The Harper government attempt to force the Canadian judicial system into a strange straitjacket has hit its first major roadblock. The first of many, one hopes.
The details are illuminating and mysterious. A Canadian is in his own quarters, posing (foolishly) with a gun in front of his web cam. The police break in (not seeking him) and he ends up facing a mandatory 3-year term.
In my opinion, a reasonable person knowing the circumstances of this case and the principles underlying both the Charter and the general sentencing provision of the Criminal Code, would consider a three-year sentence to be fundamentally unfair, outrageous, abhorrent and intolerable: Madame Molloy.
An Ontario Superior Court judge has refused to impose a mandatory three-year sentence on a man caught with a loaded handgun, putting the courts on a collision course with the federal government’s belief in fixed sentences that provide judges with little discretion.
In a decision Monday, Madam Justice Anne Molloy added fuel to a rising sense of judicial anger over mandatory minimum sentences by striking down the compulsory term as cruel and unusual punishment.
Instead, she sentenced the defendant, Leroy Smickle, to a year of house arrest. Judge Molloy concluded that Mr. Smickle, a 30-year-old Toronto man with no criminal record, had merely been showing off by striking a “cool” pose over the Internet when police happened to burst into an apartment on March 9, 2009, in search of another man.
The government has adamantly held to the view that mandatory minimums are a necessary restraint on judges who might impose inappropriately lenient sentences for certain offences.
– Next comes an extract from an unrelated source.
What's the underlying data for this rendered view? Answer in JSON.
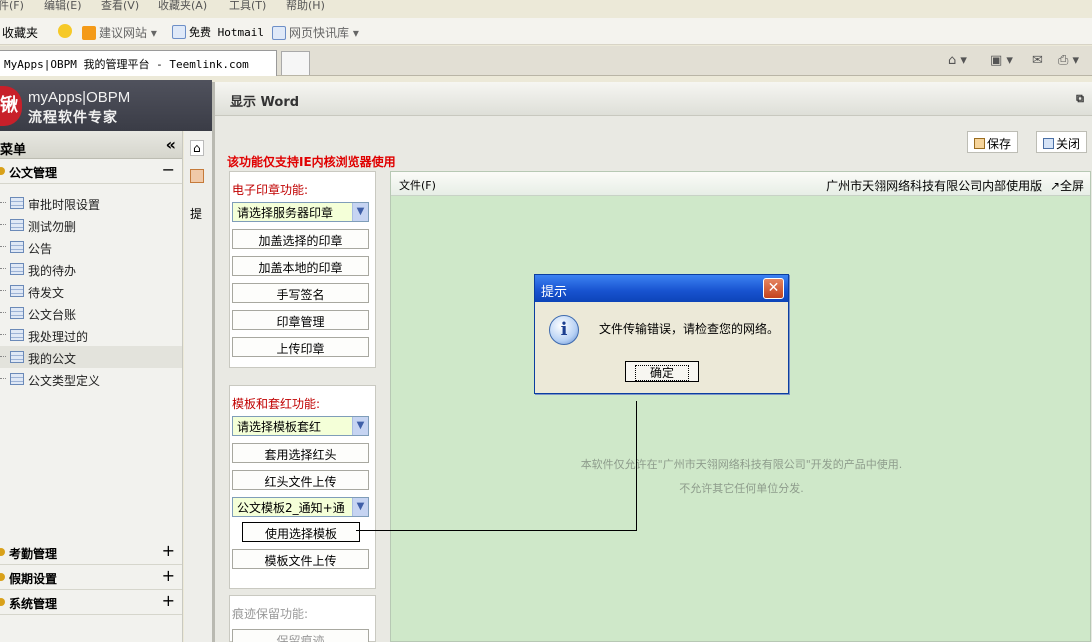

That is part of a larger tough-on-crime agenda that includes everything from harsher prison sentences to restricting parole and pardons.
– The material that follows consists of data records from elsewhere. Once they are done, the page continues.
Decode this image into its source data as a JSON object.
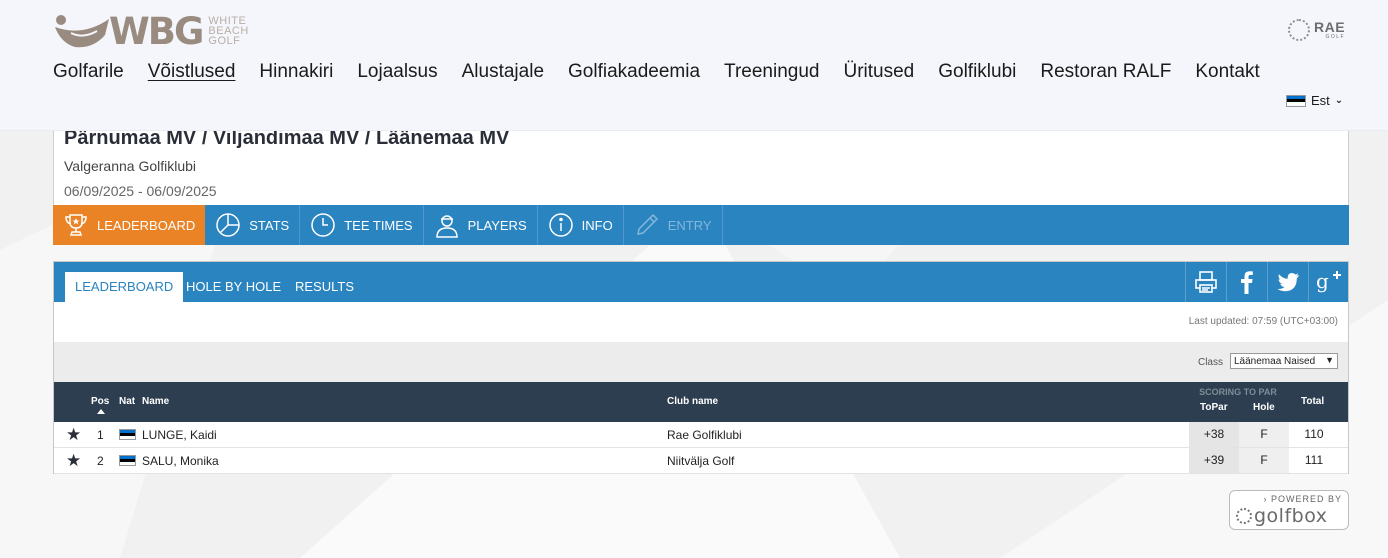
{
  "header": {
    "logo_text": "WBG",
    "logo_sub": [
      "WHITE",
      "BEACH",
      "GOLF"
    ],
    "partner_logo": {
      "big": "RAE",
      "small": "GOLF"
    },
    "nav": [
      {
        "label": "Golfarile",
        "active": false
      },
      {
        "label": "Võistlused",
        "active": true
      },
      {
        "label": "Hinnakiri",
        "active": false
      },
      {
        "label": "Lojaalsus",
        "active": false
      },
      {
        "label": "Alustajale",
        "active": false
      },
      {
        "label": "Golfiakadeemia",
        "active": false
      },
      {
        "label": "Treeningud",
        "active": false
      },
      {
        "label": "Üritused",
        "active": false
      },
      {
        "label": "Golfiklubi",
        "active": false
      },
      {
        "label": "Restoran RALF",
        "active": false
      },
      {
        "label": "Kontakt",
        "active": false
      }
    ],
    "language": {
      "label": "Est",
      "flag_colors": [
        "#0072ce",
        "#000000",
        "#ffffff"
      ]
    }
  },
  "event": {
    "title": "Pärnumaa MV / Viljandimaa MV / Läänemaa MV",
    "club": "Valgeranna Golfiklubi",
    "dates": "06/09/2025 - 06/09/2025",
    "tabs": [
      {
        "label": "LEADERBOARD",
        "icon": "trophy-icon",
        "state": "active"
      },
      {
        "label": "STATS",
        "icon": "pie-chart-icon",
        "state": "normal"
      },
      {
        "label": "TEE TIMES",
        "icon": "clock-icon",
        "state": "normal"
      },
      {
        "label": "PLAYERS",
        "icon": "player-icon",
        "state": "normal"
      },
      {
        "label": "INFO",
        "icon": "info-icon",
        "state": "normal"
      },
      {
        "label": "ENTRY",
        "icon": "pencil-icon",
        "state": "disabled"
      }
    ]
  },
  "leaderboard": {
    "subtabs": [
      "LEADERBOARD",
      "HOLE BY HOLE",
      "RESULTS"
    ],
    "share_icons": [
      "print-icon",
      "facebook-icon",
      "twitter-icon",
      "google-plus-icon"
    ],
    "last_updated": "Last updated: 07:59 (UTC+03:00)",
    "class_label": "Class",
    "class_selected": "Läänemaa Naised",
    "columns": {
      "pos": "Pos",
      "nat": "Nat",
      "name": "Name",
      "club": "Club name",
      "scoring_group": "SCORING TO PAR",
      "topar": "ToPar",
      "hole": "Hole",
      "total": "Total"
    },
    "rows": [
      {
        "pos": "1",
        "name": "LUNGE, Kaidi",
        "club": "Rae Golfiklubi",
        "topar": "+38",
        "hole": "F",
        "total": "110"
      },
      {
        "pos": "2",
        "name": "SALU, Monika",
        "club": "Niitvälja Golf",
        "topar": "+39",
        "hole": "F",
        "total": "111"
      }
    ]
  },
  "powered_by": {
    "label": "POWERED BY",
    "brand": "golfbox"
  },
  "colors": {
    "primary_blue": "#2a84c0",
    "active_orange": "#ea8325",
    "table_header": "#2d3e50"
  }
}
Several months ago, in another major challenge in Ontario Superior Court, a similar sentencing provision was upheld in a firearms case, Regina v. Nur. That, combined with the Smickle ruling, could well result in a high-profile appeal that goes all the way to the Supreme Court of Canada.
Critics argue that a one-size-fits-all sentencing policy inevitably leads to unfair results. In her ruling Monday, Judge Molloy added her voice to those criticisms by saying there are an endless number of scenarios where a fixed sentence would be so cruel as to violate the Charter of Rights.
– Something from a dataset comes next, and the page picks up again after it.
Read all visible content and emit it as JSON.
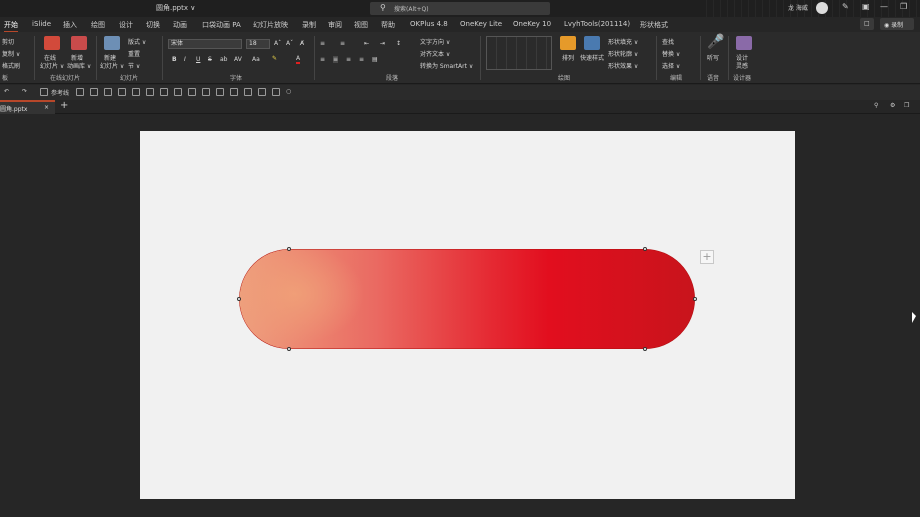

She said the federal goal of deterring crime is understandable and effective – up to a point. The problem is that individuals can be unfairly crushed along the way, she said. The judge cited Mr. Smickle as just such a case – a peaceable man with solid career prospects whose life would likely have been ruined by the imposition of a three-year penitentiary sentence.
“In my opinion, a reasonable person knowing the circumstances of this case and the principles underlying both the Charter and the general sentencing provision of the Criminal Code, would consider a three-year sentence to be fundamentally unfair, outrageous, abhorrent and intolerable,” Judge Molloy said.
At the same time, she noted that Mr. Smickle was “guilty of colossally bad judgment” for believing that posing with a loaded gun would enhance his image with his friends on Facebook. When police broke down the apartment door, Mr. Smickle was reclining on a sofa operating a webcam. He had the gun in one hand and his laptop computer in the other.
Defence counsel Dirk Derstine and Jeff Hershberg argued that Mr. Smickle had no intention of threatening the police. Judge Molloy agreed, noting that Mr. Smickle, who is right-handed, was holding the gun in his left hand.
She also observed that Mr. Smickle was so startled by the intrusion that he dropped both the gun and his laptop – hardly the act of a cool criminal who was primed to shoot the officers.
Judge Molloy emphasized that penitentiaries are violent places where harsh conditions and seasoned criminals tend to militate against offenders emerging to become better citizens.
“Mr. Smickle is not a person who needs to be rehabilitated,” she said. “However, keeping Mr. Smickle employed and attached to his family and community is the best chance of ensuring he stays on the right side of the law.”
The judge noted that bad drafting was partially to blame for the legal straitjacket she found herself in. She took issue with a discrepancy in the firearms law, passed in 2008, which allows a judge to impose a more lenient sentence should the Crown choose to proceed summarily with a charge – an option that includes no jury and swifter resolution.
She said that if the Crown instead proceeds by indictment, as it did in Mr. Smickle’s case, the minimum sentence automatically becomes three years.
The discrepancy created by the two sentence ranges is so “irrational and arbitrary” that it would shock the community were she to impose the mandatory sentence on Mr. Smickle, Judge Molloy said.
She also refused to suspend her judgment to allow the government to fix the law before her ruling takes effect. “If a suspension is ordered, there is a real risk that individuals will be subjected to the arbitrariness of the scheme and/or cruel and unusual punishment during the period of suspension,” she said.
Judge Molloy added that nothing in her judgment should be read to minimize the danger of firearms. “As a trial judge in Toronto,” she said, “I am painfully aware, and am reminded almost daily, of the deadly scourge represented by handguns in our community.”